Affiliation: Molecular Neuroimmunology, Department of Neurology, University of Heidelberg, Im Neuenheimer Feld 400, 69120, Heidelberg, Germany. sven.jarius@med.uni-heidelberg.de.

ABSTRACT
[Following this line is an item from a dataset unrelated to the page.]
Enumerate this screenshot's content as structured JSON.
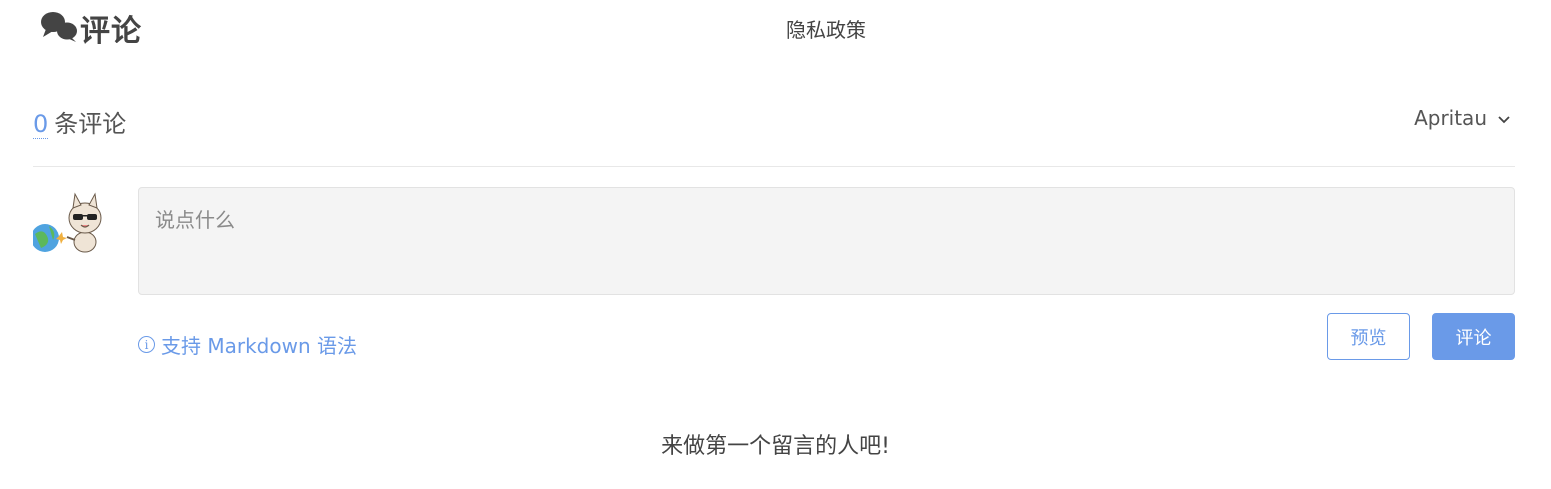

We report on a serum autoantibody associated with cerebellar ataxia. Immunohistochemical studies of sera from four patients referred for autoantibody testing revealed binding of high-titer (up to 1:5,000) IgG antibodies, mainly IgG1, to the molecular layer, Purkinje cell layer, and white matter on mouse, rat, porcine, and monkey cerebellum sections. The antibody bound to PC somata, dendrites, and axons, resulting in a binding pattern similar to that reported for anti-Ca/anti-ARHGAP26, but did not react with recombinant ARHGAP26. Extensive control studies were performed to rule out a broad panel of previously described paraneoplastic and non-paraneoplastic anti-neural autoantibodies. The characteristic binding pattern as well as double staining experiments suggested inositol 1,4,5-trisphosphate receptor type 1 (ITPR1) as the target antigen. Verification of the antigen included specific neutralization of the tissue reaction following preadsorption with ITPR1 (but not ARHGAP26) and a dot-blot assay with purified ITPR1 protein. By contrast, anti-ARHGAP26-positive sera did not bind to ITPR1. In a parallel approach, a combination of histoimmunoprecipitation and mass spectrometry also identified ITPR1 as the target antigen. Finally, a recombinant cell-based immunofluorescence assay using HEK293 cells expressing ITPR1 and ARHGAP26, respectively, confirmed the identification of ITPR1. Mutations of ITPR1 have previously been implicated in spinocerebellar ataxia with and without cognitive decline. Our findings suggest a role of autoimmunity against ITPR1 in the pathogenesis of autoimmune cerebellitis and extend the panel of diagnostic markers for this disease.

Show MeSH
Related in: MedlinePlus